To support its fiber network expansion, i3 Broadband plans to hire local technicians and other positions later this year. i3 Broadband is the new local commercial partner working with the UC2B not-for-profit board to extend true fiber connectivity to homes and businesses. This network expansion extends the initial UC2B fiber backbone buildout in 2010-2013 that was supported by $26 million in federal and state grants, and in-kind contributions from the cities of Champaign and Urbana, and the University of Illinois.

i3 Broadband continues its active relationship with UC2B to plan neighborhood buildouts and support a community benefit fund to reduce technology adoption barriers for disadvantaged community groups. “High speed Internet is essential infrastructure for our community,” said Mayor of Urbana’s Diane Marlin. “We are very pleased that i3 Broadband will expand installation of their network in Urbana this week and look forward to the day when all neighborhoods have the connectivity required to support today’s business and educational needs.” “We’re all excited about the opportunities this expanded broadband network will provide the University of Illinois and the entire Champaign-Urbana community,” said University of Illinois at Urbana-Champaign Chancellor Robert J. Jones. “Access to high speed, reliable and affordable Internet is truly necessary to fully participate in the information-driven society of the 21st century. This expansion brings that access one step closer for many here in our area.

We’re proud to see the UC2B initiative we all started together reaching this new milestone.” i3 Broadband will break ground on new fiber areas starting immediately, weather permitting. Interested residents and businesses can sign up at i3broadband.com or call 217-530-0333. About i3 Broadband i3 Broadband provides TV, Voice and Internet services through a 100% fiber optic network in the greater Peoria, Champaign and Urbana, Illinois markets.

For more information, visit www.i3broadband.com or call 877-976-0711.

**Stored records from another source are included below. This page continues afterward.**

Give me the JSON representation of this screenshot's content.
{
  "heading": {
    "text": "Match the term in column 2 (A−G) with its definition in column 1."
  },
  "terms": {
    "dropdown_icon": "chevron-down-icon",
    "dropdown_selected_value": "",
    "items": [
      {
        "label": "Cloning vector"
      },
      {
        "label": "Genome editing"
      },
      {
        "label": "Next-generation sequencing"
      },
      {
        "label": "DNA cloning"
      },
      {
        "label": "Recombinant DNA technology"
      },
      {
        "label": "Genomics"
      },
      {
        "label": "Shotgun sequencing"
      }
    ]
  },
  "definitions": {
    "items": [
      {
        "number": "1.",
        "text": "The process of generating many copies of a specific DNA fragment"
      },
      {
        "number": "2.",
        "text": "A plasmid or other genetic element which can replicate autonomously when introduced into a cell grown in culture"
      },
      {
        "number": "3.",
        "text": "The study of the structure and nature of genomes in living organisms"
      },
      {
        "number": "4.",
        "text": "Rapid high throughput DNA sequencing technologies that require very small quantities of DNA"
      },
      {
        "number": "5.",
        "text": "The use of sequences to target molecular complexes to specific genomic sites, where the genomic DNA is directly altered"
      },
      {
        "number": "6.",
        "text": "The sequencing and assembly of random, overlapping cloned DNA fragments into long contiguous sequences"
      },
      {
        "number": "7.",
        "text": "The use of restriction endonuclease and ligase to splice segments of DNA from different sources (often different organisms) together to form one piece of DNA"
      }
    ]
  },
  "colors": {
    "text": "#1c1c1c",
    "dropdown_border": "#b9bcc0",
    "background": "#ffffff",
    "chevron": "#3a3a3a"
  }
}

CityFibre Gains on Competitors in UK with Aggressive New Investment in Open Access Model 0

CityFibre Gains on Competitors in UK with Aggressive New Investment in Open Access Model

BROADBAND BREAKFAST INSIGHT: Major new expansion by wholesale infrastructure provider CityFibre in U.K., giving more credence to the “ open access 1 ” model that is beginning to be deployed globally. Under such a model, one entity owns the fiber infrastructure, with another selling retail internet access services to customers. Frequently, there is yet another entity that provider network operation services to the infrastructure owners.  a second entity operates the gigabit network, and a third entity sells retail internet access to customers.

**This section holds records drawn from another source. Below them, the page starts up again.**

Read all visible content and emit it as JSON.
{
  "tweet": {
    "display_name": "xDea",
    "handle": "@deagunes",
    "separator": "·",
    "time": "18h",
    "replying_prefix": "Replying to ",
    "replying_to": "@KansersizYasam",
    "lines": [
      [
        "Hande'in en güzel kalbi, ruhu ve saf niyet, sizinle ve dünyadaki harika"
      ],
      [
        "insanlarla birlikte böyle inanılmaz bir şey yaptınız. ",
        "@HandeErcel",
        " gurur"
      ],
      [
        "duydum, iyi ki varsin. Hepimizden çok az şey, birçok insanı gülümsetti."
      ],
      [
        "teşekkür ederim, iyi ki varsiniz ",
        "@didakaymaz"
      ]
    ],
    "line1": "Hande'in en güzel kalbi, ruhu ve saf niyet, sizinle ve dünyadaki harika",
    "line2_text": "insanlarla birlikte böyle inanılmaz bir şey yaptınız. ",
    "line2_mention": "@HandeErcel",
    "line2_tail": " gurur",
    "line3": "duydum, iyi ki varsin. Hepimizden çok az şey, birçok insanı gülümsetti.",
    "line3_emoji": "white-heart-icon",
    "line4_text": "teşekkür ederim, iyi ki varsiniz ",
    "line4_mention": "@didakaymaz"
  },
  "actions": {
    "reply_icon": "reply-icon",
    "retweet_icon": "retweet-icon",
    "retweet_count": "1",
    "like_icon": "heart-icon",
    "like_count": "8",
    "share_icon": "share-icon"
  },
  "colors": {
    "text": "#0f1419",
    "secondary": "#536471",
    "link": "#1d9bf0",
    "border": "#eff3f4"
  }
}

In the U.K., CityFibre is aggressively gaining on the BT spinoff Openreach. || ‘Gigabit‎ Cities’ builder to double market value in £200m deal: The AIM-listed telecoms group will unveil the share sale before the stock market opens on Wednesday, Sky News learns: A telecoms infrastructure group positioning itsel‎f as a rival to BT’s Openreach division will announce on Wednesday that it is doubling its market value through an ambitious share sale. Sky News has learnt that CityFibre, which is listed on London’s junior AIM stock market, will say that it is raising up to £200m through a placing of equity with new and existing investors. The capital-raising will be backed by Woodford Investment Management, the vehicle founded by Neil Woodford, arguably Britain’s best-known fund manager.

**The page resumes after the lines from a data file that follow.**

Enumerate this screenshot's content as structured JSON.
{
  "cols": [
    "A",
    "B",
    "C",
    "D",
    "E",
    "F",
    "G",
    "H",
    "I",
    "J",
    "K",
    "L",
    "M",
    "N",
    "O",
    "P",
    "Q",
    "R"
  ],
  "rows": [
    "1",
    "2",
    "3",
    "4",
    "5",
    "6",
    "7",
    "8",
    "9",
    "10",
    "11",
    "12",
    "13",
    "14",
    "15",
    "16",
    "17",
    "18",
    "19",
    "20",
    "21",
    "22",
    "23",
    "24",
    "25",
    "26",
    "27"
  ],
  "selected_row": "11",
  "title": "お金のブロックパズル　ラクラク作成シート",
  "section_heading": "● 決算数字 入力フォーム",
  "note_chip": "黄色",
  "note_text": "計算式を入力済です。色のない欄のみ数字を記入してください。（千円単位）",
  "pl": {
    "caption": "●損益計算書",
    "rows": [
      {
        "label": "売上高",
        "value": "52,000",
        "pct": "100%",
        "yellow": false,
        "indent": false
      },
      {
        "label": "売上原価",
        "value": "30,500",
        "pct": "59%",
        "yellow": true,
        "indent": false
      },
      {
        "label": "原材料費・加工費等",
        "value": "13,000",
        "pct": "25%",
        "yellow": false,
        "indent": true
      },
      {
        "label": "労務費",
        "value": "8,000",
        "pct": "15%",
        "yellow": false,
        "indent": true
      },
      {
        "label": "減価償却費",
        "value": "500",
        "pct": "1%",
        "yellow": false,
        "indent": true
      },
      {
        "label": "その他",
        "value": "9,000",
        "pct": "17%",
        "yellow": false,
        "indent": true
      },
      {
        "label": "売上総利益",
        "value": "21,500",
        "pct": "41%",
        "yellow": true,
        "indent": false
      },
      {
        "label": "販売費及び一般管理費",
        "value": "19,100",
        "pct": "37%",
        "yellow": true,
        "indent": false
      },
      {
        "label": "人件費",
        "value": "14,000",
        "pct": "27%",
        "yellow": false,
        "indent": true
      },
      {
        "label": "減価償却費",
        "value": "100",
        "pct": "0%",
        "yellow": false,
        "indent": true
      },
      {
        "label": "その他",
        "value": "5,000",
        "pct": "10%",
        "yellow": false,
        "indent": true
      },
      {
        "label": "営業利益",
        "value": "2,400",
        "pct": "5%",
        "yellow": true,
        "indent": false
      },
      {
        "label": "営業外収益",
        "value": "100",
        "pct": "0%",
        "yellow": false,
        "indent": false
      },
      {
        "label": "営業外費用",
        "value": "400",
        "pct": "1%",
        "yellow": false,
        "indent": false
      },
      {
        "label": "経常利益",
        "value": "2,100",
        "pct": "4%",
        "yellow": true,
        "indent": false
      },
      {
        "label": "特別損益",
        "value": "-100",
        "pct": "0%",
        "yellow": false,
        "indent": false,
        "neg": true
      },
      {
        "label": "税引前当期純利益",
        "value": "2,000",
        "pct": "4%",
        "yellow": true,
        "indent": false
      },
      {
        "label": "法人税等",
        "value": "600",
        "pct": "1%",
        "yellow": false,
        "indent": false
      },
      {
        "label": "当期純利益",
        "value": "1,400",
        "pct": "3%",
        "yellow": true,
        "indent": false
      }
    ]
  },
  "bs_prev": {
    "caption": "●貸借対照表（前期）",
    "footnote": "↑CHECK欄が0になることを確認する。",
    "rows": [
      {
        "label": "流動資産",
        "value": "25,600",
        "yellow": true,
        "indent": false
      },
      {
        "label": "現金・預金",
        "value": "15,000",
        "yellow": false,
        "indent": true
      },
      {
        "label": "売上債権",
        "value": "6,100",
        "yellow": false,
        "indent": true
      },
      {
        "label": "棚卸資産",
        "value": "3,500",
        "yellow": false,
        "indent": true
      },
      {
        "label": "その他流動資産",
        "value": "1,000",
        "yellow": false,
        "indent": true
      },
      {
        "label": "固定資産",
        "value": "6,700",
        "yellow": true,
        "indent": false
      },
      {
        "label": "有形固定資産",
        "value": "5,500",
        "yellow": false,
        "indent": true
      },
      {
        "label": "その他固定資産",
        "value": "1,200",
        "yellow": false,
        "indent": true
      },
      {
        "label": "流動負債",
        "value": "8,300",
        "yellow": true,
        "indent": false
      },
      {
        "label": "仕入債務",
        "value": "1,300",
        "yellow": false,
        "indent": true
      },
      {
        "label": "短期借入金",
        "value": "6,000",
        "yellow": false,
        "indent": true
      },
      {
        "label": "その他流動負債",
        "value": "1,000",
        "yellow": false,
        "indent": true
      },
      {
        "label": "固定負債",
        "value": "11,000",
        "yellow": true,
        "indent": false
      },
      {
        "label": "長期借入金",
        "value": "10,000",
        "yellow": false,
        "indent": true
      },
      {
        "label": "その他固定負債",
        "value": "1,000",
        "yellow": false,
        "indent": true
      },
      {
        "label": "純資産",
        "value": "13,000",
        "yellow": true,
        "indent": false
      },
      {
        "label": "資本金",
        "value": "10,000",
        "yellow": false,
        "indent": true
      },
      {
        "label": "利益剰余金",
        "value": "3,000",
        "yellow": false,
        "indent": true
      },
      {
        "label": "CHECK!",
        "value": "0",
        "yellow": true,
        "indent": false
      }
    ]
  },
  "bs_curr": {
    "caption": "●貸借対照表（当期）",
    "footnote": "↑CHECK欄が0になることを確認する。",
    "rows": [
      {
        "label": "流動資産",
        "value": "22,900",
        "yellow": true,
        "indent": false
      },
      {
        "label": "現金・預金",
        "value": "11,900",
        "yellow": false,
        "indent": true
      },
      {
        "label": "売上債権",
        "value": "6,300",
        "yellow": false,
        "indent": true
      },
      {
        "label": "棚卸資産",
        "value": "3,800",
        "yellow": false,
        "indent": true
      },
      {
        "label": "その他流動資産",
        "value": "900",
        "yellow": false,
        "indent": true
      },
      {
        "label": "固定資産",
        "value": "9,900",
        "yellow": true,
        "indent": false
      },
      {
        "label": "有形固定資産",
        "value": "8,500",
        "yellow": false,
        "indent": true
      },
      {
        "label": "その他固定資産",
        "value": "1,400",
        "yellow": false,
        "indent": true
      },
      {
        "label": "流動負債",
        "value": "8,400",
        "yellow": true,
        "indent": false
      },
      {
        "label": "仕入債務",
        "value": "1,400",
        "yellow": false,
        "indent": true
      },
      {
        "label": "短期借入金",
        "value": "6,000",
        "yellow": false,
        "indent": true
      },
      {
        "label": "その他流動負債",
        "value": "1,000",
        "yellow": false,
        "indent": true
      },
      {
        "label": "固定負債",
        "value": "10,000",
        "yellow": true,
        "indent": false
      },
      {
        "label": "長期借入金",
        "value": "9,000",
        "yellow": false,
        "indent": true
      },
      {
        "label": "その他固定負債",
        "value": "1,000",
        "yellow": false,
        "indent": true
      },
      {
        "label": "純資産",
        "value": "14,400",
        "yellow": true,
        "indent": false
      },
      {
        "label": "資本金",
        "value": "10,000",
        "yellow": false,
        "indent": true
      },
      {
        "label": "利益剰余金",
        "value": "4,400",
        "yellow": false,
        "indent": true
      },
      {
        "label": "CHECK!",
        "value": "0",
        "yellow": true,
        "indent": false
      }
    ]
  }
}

Sources said on Tuesday that the share sale would signal an aggressive expansion by CityFibre of its fibre-to-the-home initiative across the UK. more… Source: ‘Gigabit‎ Cities’ builder to double market value in £200m deal 2 References ^ open access (broadbandbreakfast.com) ^ ‘Gigabit‎ Cities’ builder to double market value in £200m deal (news.sky.com)